**EXERCISE DETAILS**: Line by line, print the records exactly, and keep images out of the copy.

'''

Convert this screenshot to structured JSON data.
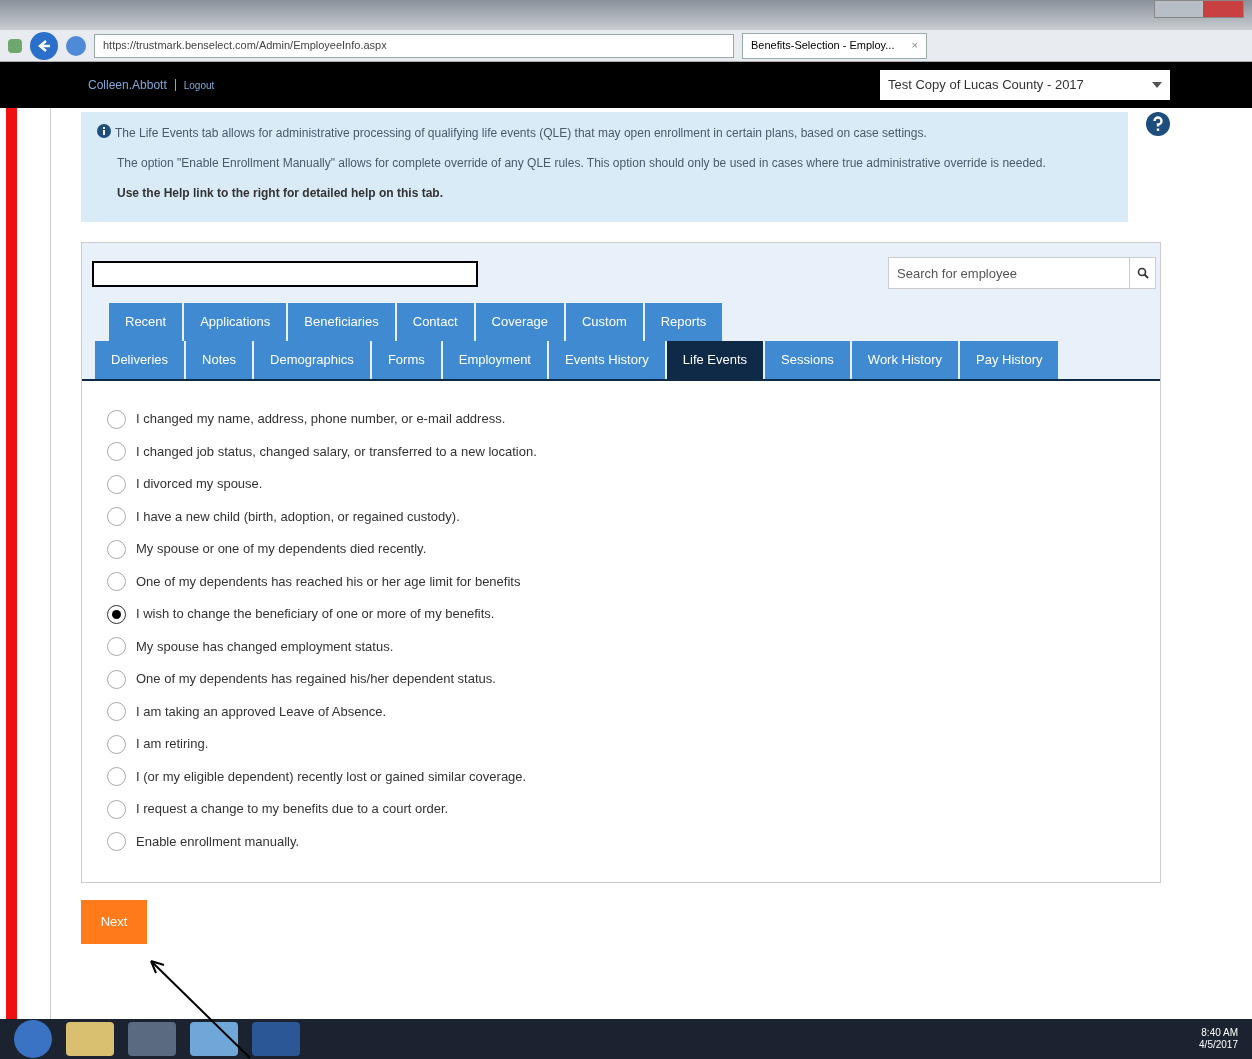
{
  "browser": {
    "url": "https://trustmark.benselect.com/Admin/EmployeeInfo.aspx",
    "tab_title": "Benefits-Selection - Employ...",
    "tab_close": "×"
  },
  "header": {
    "user": "Colleen.Abbott",
    "logout": "Logout",
    "case_select": "Test Copy of Lucas County - 2017"
  },
  "info": {
    "lines": [
      "The Life Events tab allows for administrative processing of qualifying life events (QLE) that may open enrollment in certain plans, based on case settings.",
      "The option \"Enable Enrollment Manually\" allows for complete override of any QLE rules. This option should only be used in cases where true administrative override is needed."
    ],
    "help_note": "Use the Help link to the right for detailed help on this tab."
  },
  "search": {
    "placeholder": "Search for employee"
  },
  "tabs_row1": [
    {
      "label": "Recent",
      "selected": false
    },
    {
      "label": "Applications",
      "selected": false
    },
    {
      "label": "Beneficiaries",
      "selected": false
    },
    {
      "label": "Contact",
      "selected": false
    },
    {
      "label": "Coverage",
      "selected": false
    },
    {
      "label": "Custom",
      "selected": false
    },
    {
      "label": "Reports",
      "selected": false
    }
  ],
  "tabs_row2": [
    {
      "label": "Deliveries",
      "selected": false
    },
    {
      "label": "Notes",
      "selected": false
    },
    {
      "label": "Demographics",
      "selected": false
    },
    {
      "label": "Forms",
      "selected": false
    },
    {
      "label": "Employment",
      "selected": false
    },
    {
      "label": "Events History",
      "selected": false
    },
    {
      "label": "Life Events",
      "selected": true
    },
    {
      "label": "Sessions",
      "selected": false
    },
    {
      "label": "Work History",
      "selected": false
    },
    {
      "label": "Pay History",
      "selected": false
    }
  ],
  "options": [
    {
      "label": "I changed my name, address, phone number, or e-mail address.",
      "selected": false
    },
    {
      "label": "I changed job status, changed salary, or transferred to a new location.",
      "selected": false
    },
    {
      "label": "I divorced my spouse.",
      "selected": false
    },
    {
      "label": "I have a new child (birth, adoption, or regained custody).",
      "selected": false
    },
    {
      "label": "My spouse or one of my dependents died recently.",
      "selected": false
    },
    {
      "label": "One of my dependents has reached his or her age limit for benefits",
      "selected": false
    },
    {
      "label": "I wish to change the beneficiary of one or more of my benefits.",
      "selected": true
    },
    {
      "label": "My spouse has changed employment status.",
      "selected": false
    },
    {
      "label": "One of my dependents has regained his/her dependent status.",
      "selected": false
    },
    {
      "label": "I am taking an approved Leave of Absence.",
      "selected": false
    },
    {
      "label": "I am retiring.",
      "selected": false
    },
    {
      "label": "I (or my eligible dependent) recently lost or gained similar coverage.",
      "selected": false
    },
    {
      "label": "I request a change to my benefits due to a court order.",
      "selected": false
    },
    {
      "label": "Enable enrollment manually.",
      "selected": false
    }
  ],
  "next_button": "Next",
  "taskbar": {
    "time": "8:40 AM",
    "date": "4/5/2017"
  }
}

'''

**EXERCISE ANSWER**:
Convert this screenshot to structured JSON data.
{
  "browser": {
    "url": "https://trustmark.benselect.com/Admin/EmployeeInfo.aspx",
    "tab_title": "Benefits-Selection - Employ...",
    "tab_close": "×"
  },
  "header": {
    "user": "Colleen.Abbott",
    "logout": "Logout",
    "case_select": "Test Copy of Lucas County - 2017"
  },
  "info": {
    "lines": [
      "The Life Events tab allows for administrative processing of qualifying life events (QLE) that may open enrollment in certain plans, based on case settings.",
      "The option \"Enable Enrollment Manually\" allows for complete override of any QLE rules. This option should only be used in cases where true administrative override is needed."
    ],
    "help_note": "Use the Help link to the right for detailed help on this tab."
  },
  "search": {
    "placeholder": "Search for employee"
  },
  "tabs_row1": [
    {
      "label": "Recent",
      "selected": false
    },
    {
      "label": "Applications",
      "selected": false
    },
    {
      "label": "Beneficiaries",
      "selected": false
    },
    {
      "label": "Contact",
      "selected": false
    },
    {
      "label": "Coverage",
      "selected": false
    },
    {
      "label": "Custom",
      "selected": false
    },
    {
      "label": "Reports",
      "selected": false
    }
  ],
  "tabs_row2": [
    {
      "label": "Deliveries",
      "selected": false
    },
    {
      "label": "Notes",
      "selected": false
    },
    {
      "label": "Demographics",
      "selected": false
    },
    {
      "label": "Forms",
      "selected": false
    },
    {
      "label": "Employment",
      "selected": false
    },
    {
      "label": "Events History",
      "selected": false
    },
    {
      "label": "Life Events",
      "selected": true
    },
    {
      "label": "Sessions",
      "selected": false
    },
    {
      "label": "Work History",
      "selected": false
    },
    {
      "label": "Pay History",
      "selected": false
    }
  ],
  "options": [
    {
      "label": "I changed my name, address, phone number, or e-mail address.",
      "selected": false
    },
    {
      "label": "I changed job status, changed salary, or transferred to a new location.",
      "selected": false
    },
    {
      "label": "I divorced my spouse.",
      "selected": false
    },
    {
      "label": "I have a new child (birth, adoption, or regained custody).",
      "selected": false
    },
    {
      "label": "My spouse or one of my dependents died recently.",
      "selected": false
    },
    {
      "label": "One of my dependents has reached his or her age limit for benefits",
      "selected": false
    },
    {
      "label": "I wish to change the beneficiary of one or more of my benefits.",
      "selected": true
    },
    {
      "label": "My spouse has changed employment status.",
      "selected": false
    },
    {
      "label": "One of my dependents has regained his/her dependent status.",
      "selected": false
    },
    {
      "label": "I am taking an approved Leave of Absence.",
      "selected": false
    },
    {
      "label": "I am retiring.",
      "selected": false
    },
    {
      "label": "I (or my eligible dependent) recently lost or gained similar coverage.",
      "selected": false
    },
    {
      "label": "I request a change to my benefits due to a court order.",
      "selected": false
    },
    {
      "label": "Enable enrollment manually.",
      "selected": false
    }
  ],
  "next_button": "Next",
  "taskbar": {
    "time": "8:40 AM",
    "date": "4/5/2017"
  }
}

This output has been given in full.